I think you are in the right area, HTGSupply.com is certainly one of the best grow supply stores, and they have a great reputation for great products and great customer support. You should contacts Sales@htgsupply.com with questions about any equipment, and I answer questions about plant biology.

The most important thing when growing anything is genetics. (Please see my posts on Plant Breeding). If you don’t have good genetics, the environment you create really does not matter. Once you get good seeds or cuttings then the next most important thing is a good light. Light drives photosynthesis, which provides the energy for the plant to grow and flower, not the best light = not the best plants.

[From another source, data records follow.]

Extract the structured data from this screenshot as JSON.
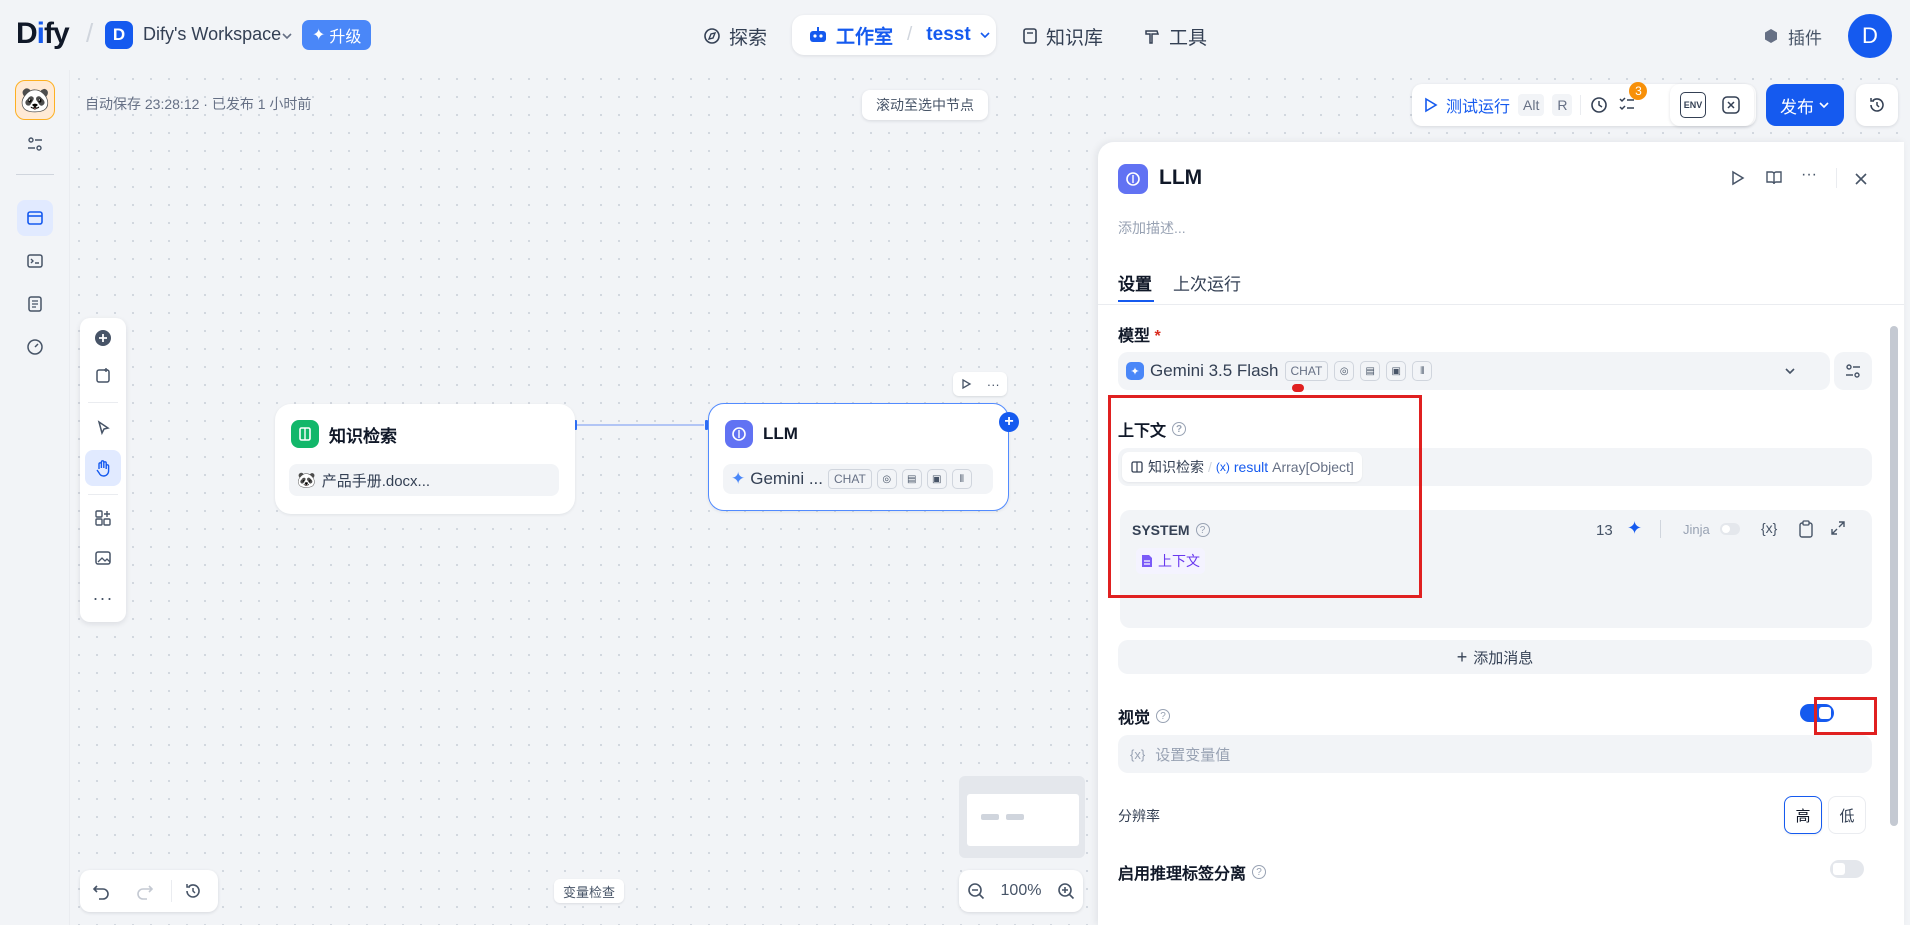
{
  "header": {
    "logo_prefix": "D",
    "logo_i": "i",
    "logo_suffix": "fy",
    "workspace_initial": "D",
    "workspace_name": "Dify's Workspace",
    "upgrade_label": "升级",
    "nav": {
      "explore": "探索",
      "studio": "工作室",
      "app_name": "tesst",
      "knowledge": "知识库",
      "tools": "工具",
      "plugins": "插件"
    },
    "user_initial": "D"
  },
  "canvas": {
    "autosave_text": "自动保存 23:28:12 · 已发布 1 小时前",
    "scroll_to_node": "滚动至选中节点",
    "test_run": "测试运行",
    "shortcut_alt": "Alt",
    "shortcut_r": "R",
    "checklist_count": "3",
    "env_label": "ENV",
    "publish_label": "发布",
    "zoom_level": "100%",
    "variable_check": "变量检查"
  },
  "nodes": {
    "knowledge": {
      "title": "知识检索",
      "file": "产品手册.docx..."
    },
    "llm": {
      "title": "LLM",
      "model": "Gemini ...",
      "tag": "CHAT"
    }
  },
  "panel": {
    "title": "LLM",
    "description_placeholder": "添加描述...",
    "tabs": [
      "设置",
      "上次运行"
    ],
    "model_label": "模型",
    "required_mark": "*",
    "model_name": "Gemini 3.5 Flash",
    "model_tag": "CHAT",
    "context_label": "上下文",
    "context_source": "知识检索",
    "context_sep": "/",
    "context_var": "result",
    "context_type": "Array[Object]",
    "system_label": "SYSTEM",
    "token_count": "13",
    "jinja_label": "Jinja",
    "var_button": "{x}",
    "context_chip": "上下文",
    "add_message": "添加消息",
    "vision_label": "视觉",
    "vision_enabled": true,
    "var_placeholder": "设置变量值",
    "resolution_label": "分辨率",
    "resolution_high": "高",
    "resolution_low": "低",
    "reasoning_label": "启用推理标签分离",
    "reasoning_enabled": false
  },
  "colors": {
    "primary": "#155aef",
    "highlight_box": "#e02020",
    "badge": "#f79009",
    "knowledge_icon": "#12b76a",
    "llm_icon": "#6172f3"
  }
}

I also encourage first time growers to grow in soil. It is a very forgiving medium; it has some nutrients, and holds some water but allows for good drainage if it is mixed with things like sand, vermiculite, or perilite. If you are going to grow big plants, use 5 gallon buckets, but 2-3 gallon buckets will be ok for plants under 3 feet tall.

Once you have a good light from HTGSupply.com, you need to keep the temperature between 60 and 80F in your grow area. A spare closet would be a good grow area, but a grow tent will also allow you to grow indoors if you don’t have a spare closet.

That is my recommendations for now, once you get started please feel free to E-mail me any and all questions about plant biology.
Good Growing,
Dr. E. R. Myers